Pamela Painter (Wouldn’t You Like to Know) says of Adulterous Generation‘s characters: “[They] never shy away from ‘doing.’ They consign dishes and wineglasses to the trash, flood houses, break taboos, plunder lives for a comic strip, steal money with mace as a weapon, and navigate the mayhem of their own lives with humor, wisdom, and hope in their quirky and profoundly generous hearts.”
Today marks the release of Amy L. Clark’s collection of short stories, twenty in all; the book can be ordered directly through QFP and is also available at Amazon and Barnes & Noble. Ebook formats are also downloadable, though we feel the cover image especially sings on the paperback–something Amy is kind enough to talk about:
It is not an accident that the photograph featured on the cover of Adulterous Generation was taken in the parking lot of a 7-Eleven. And not just any 7-Eleven. The 7-Eleven. The 7-Eleven because it was the only 7-Eleven I knew of growing up. I grew up in a series of very small towns. By the time I was in high school, I spent a great deal of time in the parking lot of the 7-Eleven. I was there uncounted afternoons eating twenty-five cent Zebra Cakes and leaning against crappy cars. I was there on the way to the prom with my hair in ringlets done up by my best friend’s mom. I was there the night a giant luna moth flew in through the open door and so terrified the cashier that he hid in the back while a few of my more adventurous friends, those who were less cowed by the law or moral ambiguity, loaded candy bars and packs of Marlboro reds into their pockets and fled. I was at work in the Dunkin Donuts next door when I called the cops to report that an old dude dressed in a Civil War uniform (Union) was parading around the 7-Eleven parking lot with a real rifle over his shoulder. I was there the day this photograph was taken. I took it with my stepfather’s old Nikkormat 35 millimeter. Later, at the local art college where I was a student in the Saturday program for misfit high school students, I developed the film and printed the photograph on 8 x 10 matte paper.

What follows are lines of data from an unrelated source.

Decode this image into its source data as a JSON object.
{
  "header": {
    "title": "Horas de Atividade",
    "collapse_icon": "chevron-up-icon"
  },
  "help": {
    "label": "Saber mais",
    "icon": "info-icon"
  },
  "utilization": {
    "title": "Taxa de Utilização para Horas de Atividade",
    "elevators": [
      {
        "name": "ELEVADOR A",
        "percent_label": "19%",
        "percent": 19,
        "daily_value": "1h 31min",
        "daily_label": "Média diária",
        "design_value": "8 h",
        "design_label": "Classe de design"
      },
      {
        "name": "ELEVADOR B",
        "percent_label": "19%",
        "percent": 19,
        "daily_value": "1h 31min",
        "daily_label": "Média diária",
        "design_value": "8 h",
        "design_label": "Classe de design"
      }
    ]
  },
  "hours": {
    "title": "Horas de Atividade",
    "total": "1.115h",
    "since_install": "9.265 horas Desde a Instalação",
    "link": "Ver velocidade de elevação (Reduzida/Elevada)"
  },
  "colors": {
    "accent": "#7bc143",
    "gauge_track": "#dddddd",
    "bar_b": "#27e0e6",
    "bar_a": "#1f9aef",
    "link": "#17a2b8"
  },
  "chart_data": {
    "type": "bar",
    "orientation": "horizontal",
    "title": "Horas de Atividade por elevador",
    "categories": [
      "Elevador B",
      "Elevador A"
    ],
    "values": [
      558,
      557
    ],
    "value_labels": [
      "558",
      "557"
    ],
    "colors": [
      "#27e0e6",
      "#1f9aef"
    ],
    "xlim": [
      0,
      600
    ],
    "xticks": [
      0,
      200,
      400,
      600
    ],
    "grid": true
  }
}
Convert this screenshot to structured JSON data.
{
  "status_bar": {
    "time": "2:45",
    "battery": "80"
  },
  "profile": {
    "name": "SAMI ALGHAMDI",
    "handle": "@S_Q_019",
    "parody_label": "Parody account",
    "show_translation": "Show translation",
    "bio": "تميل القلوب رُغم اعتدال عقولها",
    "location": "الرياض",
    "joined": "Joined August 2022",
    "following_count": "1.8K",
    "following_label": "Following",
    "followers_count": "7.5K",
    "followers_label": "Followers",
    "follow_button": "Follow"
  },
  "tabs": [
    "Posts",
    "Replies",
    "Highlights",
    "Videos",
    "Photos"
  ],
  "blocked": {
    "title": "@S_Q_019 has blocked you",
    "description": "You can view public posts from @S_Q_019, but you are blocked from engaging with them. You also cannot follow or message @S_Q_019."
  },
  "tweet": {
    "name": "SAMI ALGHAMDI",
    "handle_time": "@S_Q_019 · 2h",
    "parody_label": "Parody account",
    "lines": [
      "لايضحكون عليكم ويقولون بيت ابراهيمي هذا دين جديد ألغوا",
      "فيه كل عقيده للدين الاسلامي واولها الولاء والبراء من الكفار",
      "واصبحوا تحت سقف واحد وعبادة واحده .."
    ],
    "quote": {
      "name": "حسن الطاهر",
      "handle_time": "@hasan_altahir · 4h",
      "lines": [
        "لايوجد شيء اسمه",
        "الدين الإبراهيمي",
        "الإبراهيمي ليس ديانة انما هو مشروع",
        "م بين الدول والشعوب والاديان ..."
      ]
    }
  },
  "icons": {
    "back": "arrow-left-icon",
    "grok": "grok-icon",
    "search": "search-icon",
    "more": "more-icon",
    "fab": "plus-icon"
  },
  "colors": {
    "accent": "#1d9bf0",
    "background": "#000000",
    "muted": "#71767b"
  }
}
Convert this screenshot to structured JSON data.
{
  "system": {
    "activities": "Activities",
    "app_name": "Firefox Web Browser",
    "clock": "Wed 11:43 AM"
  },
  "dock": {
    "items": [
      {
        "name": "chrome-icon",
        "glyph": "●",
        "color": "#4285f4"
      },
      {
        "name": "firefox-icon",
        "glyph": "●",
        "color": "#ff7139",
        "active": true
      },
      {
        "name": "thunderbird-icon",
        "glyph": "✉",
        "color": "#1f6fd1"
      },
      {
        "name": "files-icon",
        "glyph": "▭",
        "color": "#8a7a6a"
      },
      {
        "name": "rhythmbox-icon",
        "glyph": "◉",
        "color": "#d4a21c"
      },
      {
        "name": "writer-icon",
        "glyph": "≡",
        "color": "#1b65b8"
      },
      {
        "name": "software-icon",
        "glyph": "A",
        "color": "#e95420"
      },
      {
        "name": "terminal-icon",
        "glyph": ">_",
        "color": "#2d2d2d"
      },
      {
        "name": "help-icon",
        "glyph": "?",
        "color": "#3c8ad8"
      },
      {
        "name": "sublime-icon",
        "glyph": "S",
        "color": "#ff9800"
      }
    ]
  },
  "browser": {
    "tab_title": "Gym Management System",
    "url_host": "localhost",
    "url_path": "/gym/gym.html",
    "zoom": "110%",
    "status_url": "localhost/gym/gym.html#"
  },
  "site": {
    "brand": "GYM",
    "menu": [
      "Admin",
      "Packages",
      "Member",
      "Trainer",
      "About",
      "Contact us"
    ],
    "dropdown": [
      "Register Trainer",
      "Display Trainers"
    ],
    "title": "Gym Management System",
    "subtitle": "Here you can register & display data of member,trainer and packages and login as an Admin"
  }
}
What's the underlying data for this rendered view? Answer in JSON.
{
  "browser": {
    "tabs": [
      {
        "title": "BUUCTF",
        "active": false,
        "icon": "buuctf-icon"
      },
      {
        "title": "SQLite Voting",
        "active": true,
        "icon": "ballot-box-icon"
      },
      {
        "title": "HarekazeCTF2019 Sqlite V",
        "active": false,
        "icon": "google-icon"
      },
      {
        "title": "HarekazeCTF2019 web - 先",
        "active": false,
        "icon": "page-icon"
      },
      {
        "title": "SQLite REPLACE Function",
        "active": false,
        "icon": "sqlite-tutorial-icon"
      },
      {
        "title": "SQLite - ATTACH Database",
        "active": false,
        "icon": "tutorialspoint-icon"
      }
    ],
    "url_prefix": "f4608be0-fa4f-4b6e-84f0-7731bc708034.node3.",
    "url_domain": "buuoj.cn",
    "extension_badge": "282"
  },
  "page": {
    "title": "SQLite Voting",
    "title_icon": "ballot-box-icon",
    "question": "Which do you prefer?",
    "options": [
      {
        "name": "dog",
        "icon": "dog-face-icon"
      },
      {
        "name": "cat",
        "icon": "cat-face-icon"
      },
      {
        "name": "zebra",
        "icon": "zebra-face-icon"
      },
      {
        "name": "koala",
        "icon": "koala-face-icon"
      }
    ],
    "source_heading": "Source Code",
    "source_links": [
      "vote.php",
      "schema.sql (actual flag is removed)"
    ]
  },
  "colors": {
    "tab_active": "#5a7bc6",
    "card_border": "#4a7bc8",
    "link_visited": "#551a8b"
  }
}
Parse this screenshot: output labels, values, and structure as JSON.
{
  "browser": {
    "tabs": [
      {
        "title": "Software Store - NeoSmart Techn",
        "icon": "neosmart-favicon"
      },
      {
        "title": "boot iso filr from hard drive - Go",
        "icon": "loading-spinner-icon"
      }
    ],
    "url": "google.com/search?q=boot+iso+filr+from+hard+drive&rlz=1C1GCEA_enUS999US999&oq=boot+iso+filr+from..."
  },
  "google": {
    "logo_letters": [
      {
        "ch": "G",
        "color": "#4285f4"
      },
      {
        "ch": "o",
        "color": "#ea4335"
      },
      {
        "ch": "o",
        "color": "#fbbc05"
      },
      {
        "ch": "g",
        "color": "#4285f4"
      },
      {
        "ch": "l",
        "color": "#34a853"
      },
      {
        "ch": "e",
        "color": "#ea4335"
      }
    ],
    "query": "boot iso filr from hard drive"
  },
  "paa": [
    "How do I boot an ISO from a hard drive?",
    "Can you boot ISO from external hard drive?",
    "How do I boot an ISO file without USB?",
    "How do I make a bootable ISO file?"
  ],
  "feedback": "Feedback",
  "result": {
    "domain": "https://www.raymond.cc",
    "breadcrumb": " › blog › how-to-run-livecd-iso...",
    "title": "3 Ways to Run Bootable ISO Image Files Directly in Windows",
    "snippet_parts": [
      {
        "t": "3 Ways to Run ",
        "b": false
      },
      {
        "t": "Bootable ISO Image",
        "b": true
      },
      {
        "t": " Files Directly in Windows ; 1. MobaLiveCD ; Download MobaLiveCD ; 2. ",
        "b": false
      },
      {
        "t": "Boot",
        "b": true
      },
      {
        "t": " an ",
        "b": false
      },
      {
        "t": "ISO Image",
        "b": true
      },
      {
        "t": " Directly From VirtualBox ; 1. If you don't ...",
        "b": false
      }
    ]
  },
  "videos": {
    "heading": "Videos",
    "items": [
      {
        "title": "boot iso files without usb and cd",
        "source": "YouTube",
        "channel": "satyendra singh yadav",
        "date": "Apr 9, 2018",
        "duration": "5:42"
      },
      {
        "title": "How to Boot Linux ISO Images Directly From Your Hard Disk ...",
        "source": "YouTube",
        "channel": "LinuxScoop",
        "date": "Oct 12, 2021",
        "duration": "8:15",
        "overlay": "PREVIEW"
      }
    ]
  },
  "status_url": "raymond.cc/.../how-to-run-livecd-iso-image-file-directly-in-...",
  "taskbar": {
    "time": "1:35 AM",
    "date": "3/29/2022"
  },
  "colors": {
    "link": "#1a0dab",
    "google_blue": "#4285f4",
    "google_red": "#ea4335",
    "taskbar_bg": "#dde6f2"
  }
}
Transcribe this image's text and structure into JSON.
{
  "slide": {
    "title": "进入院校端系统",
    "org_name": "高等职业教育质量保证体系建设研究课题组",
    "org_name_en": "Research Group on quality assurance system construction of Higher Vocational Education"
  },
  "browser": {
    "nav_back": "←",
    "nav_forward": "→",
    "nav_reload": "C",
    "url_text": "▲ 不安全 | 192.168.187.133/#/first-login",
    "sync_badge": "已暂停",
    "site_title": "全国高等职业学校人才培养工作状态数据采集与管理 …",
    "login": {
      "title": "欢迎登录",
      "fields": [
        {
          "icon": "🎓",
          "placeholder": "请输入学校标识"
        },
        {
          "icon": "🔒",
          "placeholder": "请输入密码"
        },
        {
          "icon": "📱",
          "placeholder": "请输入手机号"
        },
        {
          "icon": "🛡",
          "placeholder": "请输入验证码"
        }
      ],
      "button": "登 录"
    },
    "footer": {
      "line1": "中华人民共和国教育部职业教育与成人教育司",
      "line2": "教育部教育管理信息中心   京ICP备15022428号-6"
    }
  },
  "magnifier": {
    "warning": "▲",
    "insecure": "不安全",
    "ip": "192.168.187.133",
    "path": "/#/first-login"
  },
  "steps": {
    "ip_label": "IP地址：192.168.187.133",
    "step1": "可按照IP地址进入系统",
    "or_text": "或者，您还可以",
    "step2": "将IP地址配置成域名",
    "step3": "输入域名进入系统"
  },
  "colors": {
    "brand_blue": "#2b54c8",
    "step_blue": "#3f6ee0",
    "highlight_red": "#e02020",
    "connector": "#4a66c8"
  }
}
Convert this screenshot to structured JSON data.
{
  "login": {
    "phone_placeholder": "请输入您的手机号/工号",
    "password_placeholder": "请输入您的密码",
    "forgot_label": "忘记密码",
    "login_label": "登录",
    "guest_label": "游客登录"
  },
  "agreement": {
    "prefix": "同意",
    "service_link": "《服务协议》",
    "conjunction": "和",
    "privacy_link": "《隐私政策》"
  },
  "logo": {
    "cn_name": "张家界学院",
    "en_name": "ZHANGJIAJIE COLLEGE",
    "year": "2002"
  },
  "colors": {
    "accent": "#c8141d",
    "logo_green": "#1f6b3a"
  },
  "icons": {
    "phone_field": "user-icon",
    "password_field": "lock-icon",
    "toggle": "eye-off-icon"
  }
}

The picture is of my best friend and her then-boyfriend. It was the summer of 1996, and we were sixteen, and he was probably eighteen. Somewhere just out of frame there would have been the car we were riding around in that day–his Duster or her father’s one-ton flatbed. Somewhere just out of frame would have been a bottle of Mountain Dew and a couple packs of Camel Lights.
My best friend then is still one of my best friends now. We’ve known each other for twenty-three years and have helped each other grow up. Her then-boyfriend, on the other hand, has disappeared from the picture for me, and for her. No idea what happened to him. That 7-Eleven is no longer a 7-Eleven either. That’s a bit like how I think of these stories–full of things many of us have experienced and some of us, and some of the characters, will grow out of. Others will simply lose the plot, or the plot will lose them. The bulk of these stories take place in locations similar to this parking lot, in or around that time period, which from here seems like a very long time ago. And thank god.